- **Records for the task**
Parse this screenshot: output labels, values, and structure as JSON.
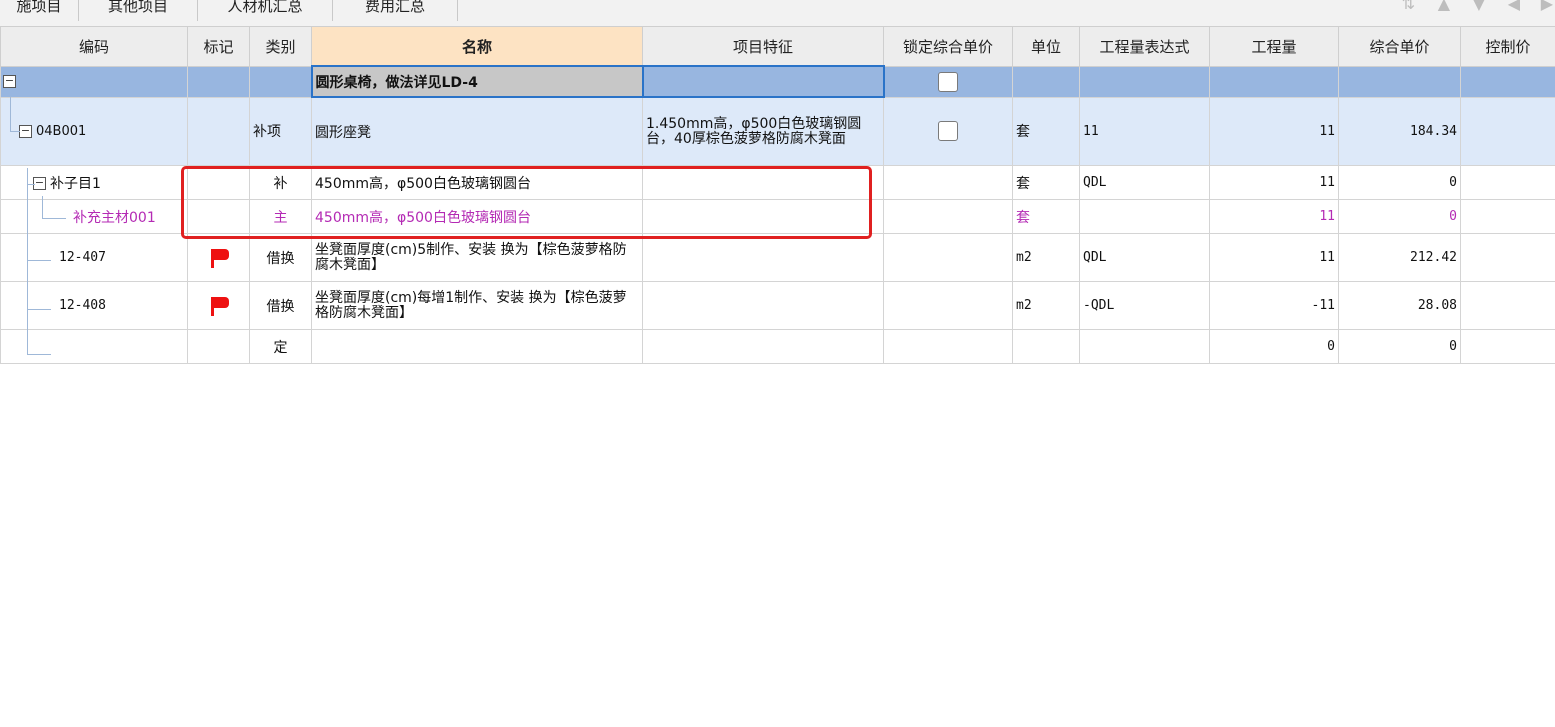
{
  "tabs": [
    "施项目",
    "其他项目",
    "人材机汇总",
    "费用汇总"
  ],
  "toolbar_icons": [
    "sort-icon",
    "move-up-icon",
    "move-down-icon",
    "move-left-icon",
    "move-right-icon"
  ],
  "columns": [
    "编码",
    "标记",
    "类别",
    "名称",
    "项目特征",
    "锁定综合单价",
    "单位",
    "工程量表达式",
    "工程量",
    "综合单价",
    "控制价"
  ],
  "rows": [
    {
      "code": "",
      "mark": "",
      "type": "",
      "name": "圆形桌椅，做法详见LD-4",
      "feature": "",
      "locked": true,
      "unit": "",
      "expr": "",
      "qty": "",
      "price": "",
      "control": ""
    },
    {
      "code": "04B001",
      "mark": "",
      "type": "补项",
      "name": "圆形座凳",
      "feature": "1.450mm高，φ500白色玻璃钢圆台，40厚棕色菠萝格防腐木凳面",
      "locked": true,
      "unit": "套",
      "expr": "11",
      "qty": "11",
      "price": "184.34",
      "control": ""
    },
    {
      "code": "补子目1",
      "mark": "",
      "type": "补",
      "name": "450mm高，φ500白色玻璃钢圆台",
      "feature": "",
      "locked": false,
      "unit": "套",
      "expr": "QDL",
      "qty": "11",
      "price": "0",
      "control": ""
    },
    {
      "code": "补充主材001",
      "mark": "",
      "type": "主",
      "name": "450mm高，φ500白色玻璃钢圆台",
      "feature": "",
      "locked": false,
      "unit": "套",
      "expr": "",
      "qty": "11",
      "price": "0",
      "control": ""
    },
    {
      "code": "12-407",
      "mark": "flag",
      "type": "借换",
      "name": "坐凳面厚度(cm)5制作、安装  换为【棕色菠萝格防腐木凳面】",
      "feature": "",
      "locked": false,
      "unit": "m2",
      "expr": "QDL",
      "qty": "11",
      "price": "212.42",
      "control": ""
    },
    {
      "code": "12-408",
      "mark": "flag",
      "type": "借换",
      "name": "坐凳面厚度(cm)每增1制作、安装  换为【棕色菠萝格防腐木凳面】",
      "feature": "",
      "locked": false,
      "unit": "m2",
      "expr": "-QDL",
      "qty": "-11",
      "price": "28.08",
      "control": ""
    },
    {
      "code": "",
      "mark": "",
      "type": "定",
      "name": "",
      "feature": "",
      "locked": false,
      "unit": "",
      "expr": "",
      "qty": "0",
      "price": "0",
      "control": ""
    }
  ],
  "colors": {
    "selected_row": "#98b6e0",
    "child_row": "#dde9f9",
    "main_material_text": "#b42ab4",
    "highlight_box": "#e02020",
    "name_header": "#fde3c3"
  }
}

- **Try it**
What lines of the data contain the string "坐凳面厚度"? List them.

- **Exercise result**
      "name": "坐凳面厚度(cm)5制作、安装  换为【棕色菠萝格防腐木凳面】",
      "name": "坐凳面厚度(cm)每增1制作、安装  换为【棕色菠萝格防腐木凳面】",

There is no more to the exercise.